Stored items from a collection
************

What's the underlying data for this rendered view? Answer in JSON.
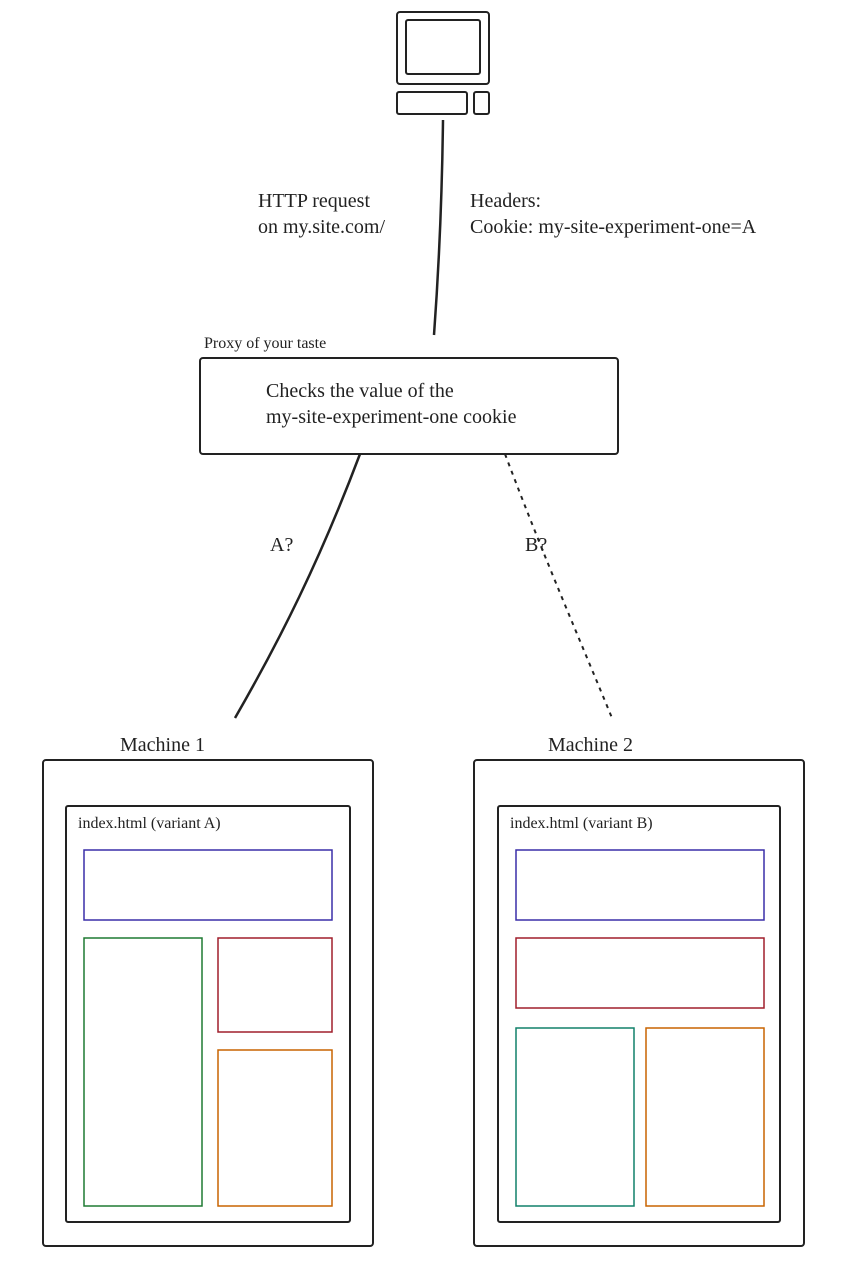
{
  "request": {
    "line1": "HTTP request",
    "line2": "on my.site.com/"
  },
  "headers": {
    "line1": "Headers:",
    "line2": "Cookie: my-site-experiment-one=A"
  },
  "proxy": {
    "title": "Proxy of your taste",
    "body1": "Checks the value of  the",
    "body2": "my-site-experiment-one cookie"
  },
  "branchA": "A?",
  "branchB": "B?",
  "machine1": {
    "title": "Machine 1",
    "page": "index.html (variant A)"
  },
  "machine2": {
    "title": "Machine 2",
    "page": "index.html (variant B)"
  },
  "colors": {
    "purple": "#5a4ed0",
    "green": "#2fb14a",
    "red": "#d83a4a",
    "orange": "#ff8b1f",
    "teal": "#1fb596"
  }
}
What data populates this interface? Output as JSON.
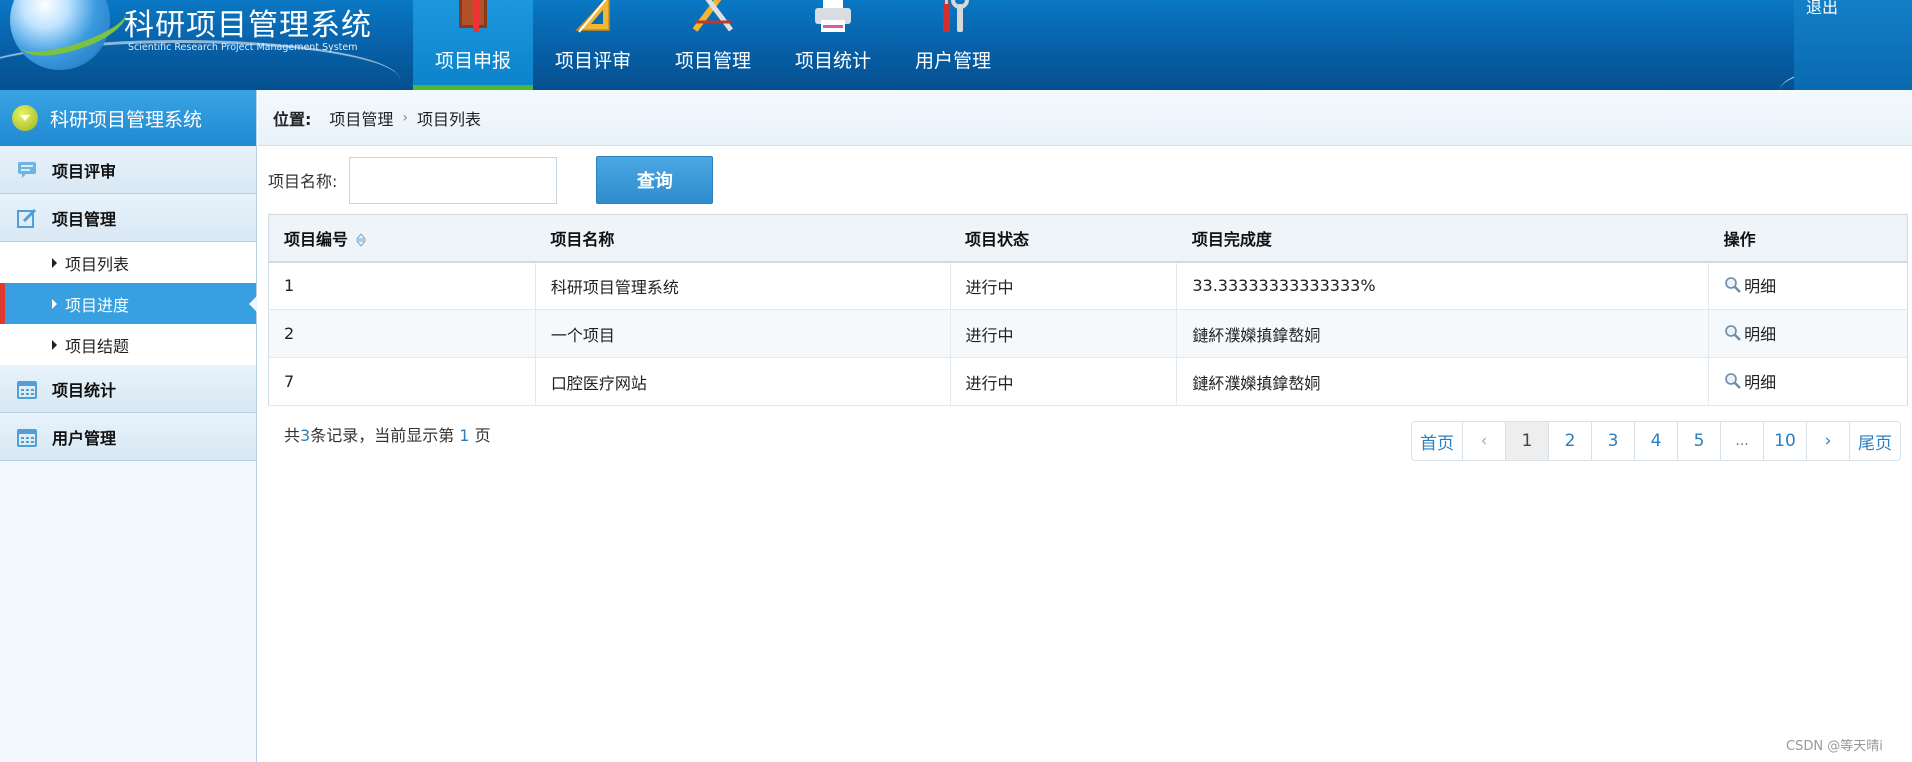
{
  "header": {
    "app_title": "科研项目管理系统",
    "app_subtitle": "Scientific Research Project Management System",
    "nav": [
      {
        "label": "项目申报",
        "icon": "book-icon",
        "active": true
      },
      {
        "label": "项目评审",
        "icon": "ruler-triangle-icon",
        "active": false
      },
      {
        "label": "项目管理",
        "icon": "drafting-tools-icon",
        "active": false
      },
      {
        "label": "项目统计",
        "icon": "printer-icon",
        "active": false
      },
      {
        "label": "用户管理",
        "icon": "tools-icon",
        "active": false
      }
    ],
    "logout_label": "退出"
  },
  "sidebar": {
    "title": "科研项目管理系统",
    "groups": [
      {
        "label": "项目评审",
        "icon": "comment-icon"
      },
      {
        "label": "项目管理",
        "icon": "edit-icon"
      },
      {
        "label": "项目统计",
        "icon": "calendar-icon"
      },
      {
        "label": "用户管理",
        "icon": "calendar-icon"
      }
    ],
    "sub_items": [
      {
        "label": "项目列表",
        "active": false
      },
      {
        "label": "项目进度",
        "active": true
      },
      {
        "label": "项目结题",
        "active": false
      }
    ]
  },
  "breadcrumb": {
    "prefix": "位置:",
    "items": [
      "项目管理",
      "项目列表"
    ]
  },
  "search": {
    "label": "项目名称:",
    "value": "",
    "button_label": "查询"
  },
  "table": {
    "columns": [
      "项目编号",
      "项目名称",
      "项目状态",
      "项目完成度",
      "操作"
    ],
    "rows": [
      {
        "id": "1",
        "name": "科研项目管理系统",
        "status": "进行中",
        "progress": "33.33333333333333%",
        "action": "明细"
      },
      {
        "id": "2",
        "name": "一个项目",
        "status": "进行中",
        "progress": "鏈紑濮嬫搷鎿嶅姛",
        "action": "明细"
      },
      {
        "id": "7",
        "name": "口腔医疗网站",
        "status": "进行中",
        "progress": "鏈紑濮嬫搷鎿嶅姛",
        "action": "明细"
      }
    ]
  },
  "summary": {
    "prefix": "共",
    "total": "3",
    "middle": "条记录，当前显示第 ",
    "page": "1",
    "suffix": " 页"
  },
  "pager": {
    "first": "首页",
    "prev": "‹",
    "pages": [
      "1",
      "2",
      "3",
      "4",
      "5"
    ],
    "ellipsis": "...",
    "last_page": "10",
    "next": "›",
    "last": "尾页",
    "current": "1"
  },
  "watermark": "CSDN @等天晴i",
  "colors": {
    "header_blue": "#075fa6",
    "active_blue": "#38a0e0",
    "active_underline": "#4ab92f",
    "active_marker": "#e03a2e",
    "link_blue": "#2a7fc0"
  }
}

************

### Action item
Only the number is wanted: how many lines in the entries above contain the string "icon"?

### Written response
9